» What is required: Look over the lines below. Report each one that includes the string "MyDstny".

» Data for review:
================================

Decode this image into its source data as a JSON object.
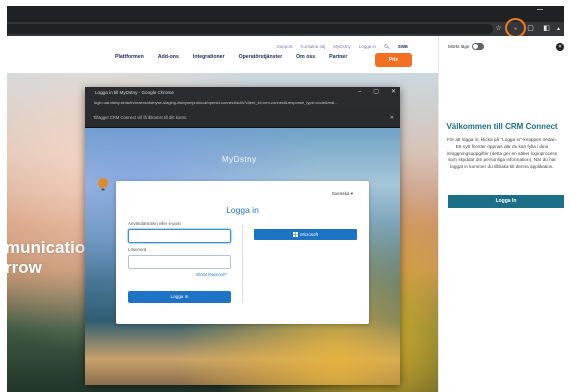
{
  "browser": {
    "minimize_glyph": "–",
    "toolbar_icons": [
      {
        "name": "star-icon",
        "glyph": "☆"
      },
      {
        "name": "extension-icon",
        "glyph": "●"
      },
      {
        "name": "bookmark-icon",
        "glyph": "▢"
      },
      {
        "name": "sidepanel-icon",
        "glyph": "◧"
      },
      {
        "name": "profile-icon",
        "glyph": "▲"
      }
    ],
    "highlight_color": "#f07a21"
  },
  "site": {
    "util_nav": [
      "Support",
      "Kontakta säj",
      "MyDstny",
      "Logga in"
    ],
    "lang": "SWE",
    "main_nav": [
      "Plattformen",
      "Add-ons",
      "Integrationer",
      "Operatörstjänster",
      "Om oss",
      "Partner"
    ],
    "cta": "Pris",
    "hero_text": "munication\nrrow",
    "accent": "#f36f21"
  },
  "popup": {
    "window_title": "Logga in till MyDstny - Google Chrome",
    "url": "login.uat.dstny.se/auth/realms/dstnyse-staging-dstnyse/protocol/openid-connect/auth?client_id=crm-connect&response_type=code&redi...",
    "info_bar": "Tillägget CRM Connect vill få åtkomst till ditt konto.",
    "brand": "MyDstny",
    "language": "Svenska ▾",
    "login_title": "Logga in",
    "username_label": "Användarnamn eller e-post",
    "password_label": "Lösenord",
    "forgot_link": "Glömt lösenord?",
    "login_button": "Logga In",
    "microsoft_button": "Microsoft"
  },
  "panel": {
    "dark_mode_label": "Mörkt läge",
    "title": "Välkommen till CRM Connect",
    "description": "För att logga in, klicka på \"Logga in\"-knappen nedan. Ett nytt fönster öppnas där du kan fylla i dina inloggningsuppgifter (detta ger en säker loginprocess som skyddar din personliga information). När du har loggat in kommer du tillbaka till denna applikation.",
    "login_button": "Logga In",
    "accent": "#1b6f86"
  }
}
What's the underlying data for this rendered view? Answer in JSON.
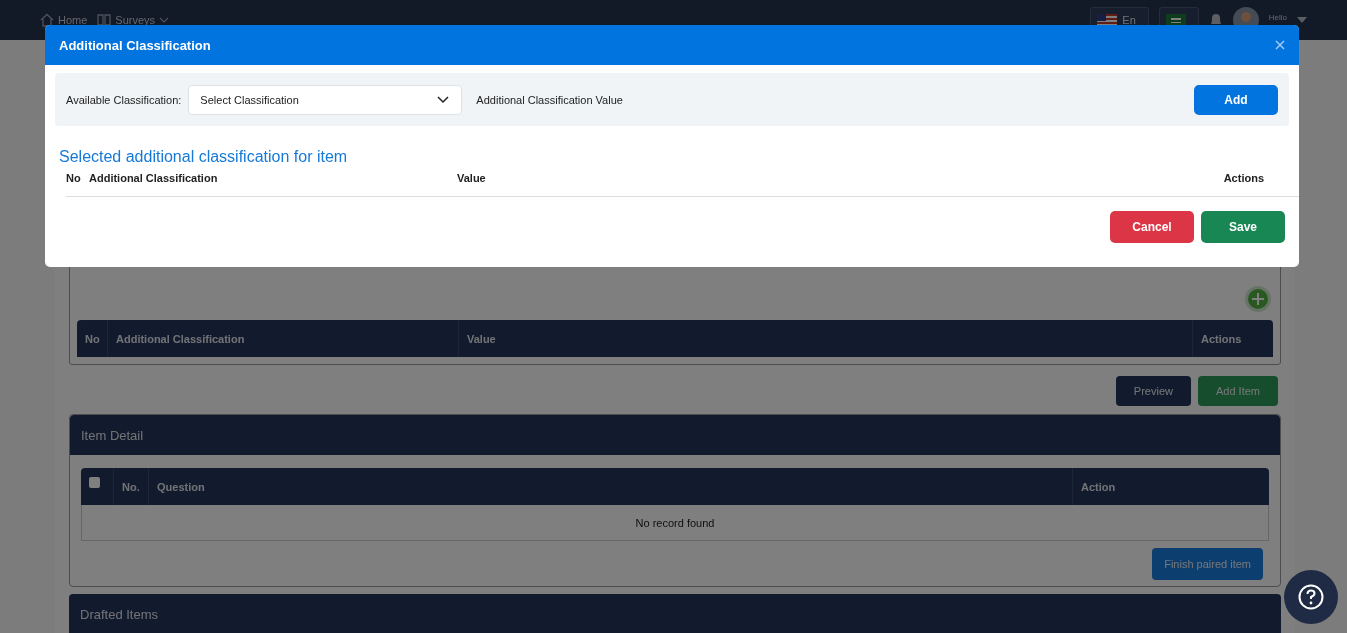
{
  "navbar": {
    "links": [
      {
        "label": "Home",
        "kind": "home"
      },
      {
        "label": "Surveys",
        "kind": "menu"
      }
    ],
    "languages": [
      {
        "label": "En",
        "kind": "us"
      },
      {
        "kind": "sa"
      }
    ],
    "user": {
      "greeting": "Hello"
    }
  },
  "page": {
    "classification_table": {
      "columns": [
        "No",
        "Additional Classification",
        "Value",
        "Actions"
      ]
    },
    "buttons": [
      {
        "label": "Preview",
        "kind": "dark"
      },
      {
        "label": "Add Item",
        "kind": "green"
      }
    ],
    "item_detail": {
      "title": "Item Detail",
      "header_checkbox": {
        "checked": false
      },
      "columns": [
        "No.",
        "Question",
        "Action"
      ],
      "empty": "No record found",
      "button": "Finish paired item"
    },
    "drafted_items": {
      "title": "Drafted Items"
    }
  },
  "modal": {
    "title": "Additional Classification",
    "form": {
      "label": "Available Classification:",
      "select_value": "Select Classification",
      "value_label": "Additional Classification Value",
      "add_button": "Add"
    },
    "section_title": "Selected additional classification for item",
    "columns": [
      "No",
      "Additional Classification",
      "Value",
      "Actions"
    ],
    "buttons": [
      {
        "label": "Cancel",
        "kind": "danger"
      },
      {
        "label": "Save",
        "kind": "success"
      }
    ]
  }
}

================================

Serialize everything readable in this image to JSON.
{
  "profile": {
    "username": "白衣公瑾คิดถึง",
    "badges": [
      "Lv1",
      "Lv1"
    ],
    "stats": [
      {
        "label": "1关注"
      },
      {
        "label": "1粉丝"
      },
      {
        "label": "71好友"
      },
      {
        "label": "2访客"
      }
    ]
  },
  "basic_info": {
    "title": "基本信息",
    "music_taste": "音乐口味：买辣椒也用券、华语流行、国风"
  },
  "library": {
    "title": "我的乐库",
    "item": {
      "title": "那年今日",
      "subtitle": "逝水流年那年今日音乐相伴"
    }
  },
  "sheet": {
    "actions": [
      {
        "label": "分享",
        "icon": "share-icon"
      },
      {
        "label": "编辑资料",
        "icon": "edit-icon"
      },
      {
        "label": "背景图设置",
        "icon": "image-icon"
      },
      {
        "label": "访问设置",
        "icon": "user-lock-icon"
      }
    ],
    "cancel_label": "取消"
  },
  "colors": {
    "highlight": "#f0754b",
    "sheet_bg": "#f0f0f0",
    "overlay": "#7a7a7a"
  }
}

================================

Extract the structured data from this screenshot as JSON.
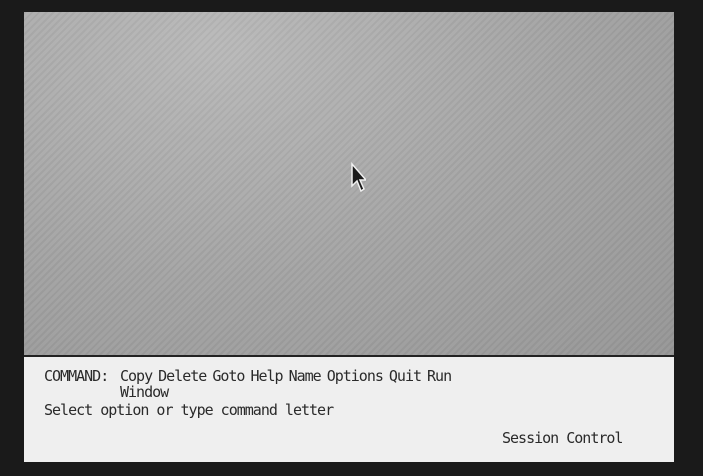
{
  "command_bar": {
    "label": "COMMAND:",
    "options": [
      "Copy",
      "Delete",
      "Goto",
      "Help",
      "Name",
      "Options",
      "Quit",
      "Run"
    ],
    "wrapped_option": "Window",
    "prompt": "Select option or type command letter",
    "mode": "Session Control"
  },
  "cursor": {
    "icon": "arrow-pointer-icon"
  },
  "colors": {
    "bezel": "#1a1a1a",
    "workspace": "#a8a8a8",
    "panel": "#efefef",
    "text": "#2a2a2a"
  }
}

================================

» Solution to this exercise:
      "MyDstny",
    "window_title": "Logga in till MyDstny - Google Chrome",
    "brand": "MyDstny",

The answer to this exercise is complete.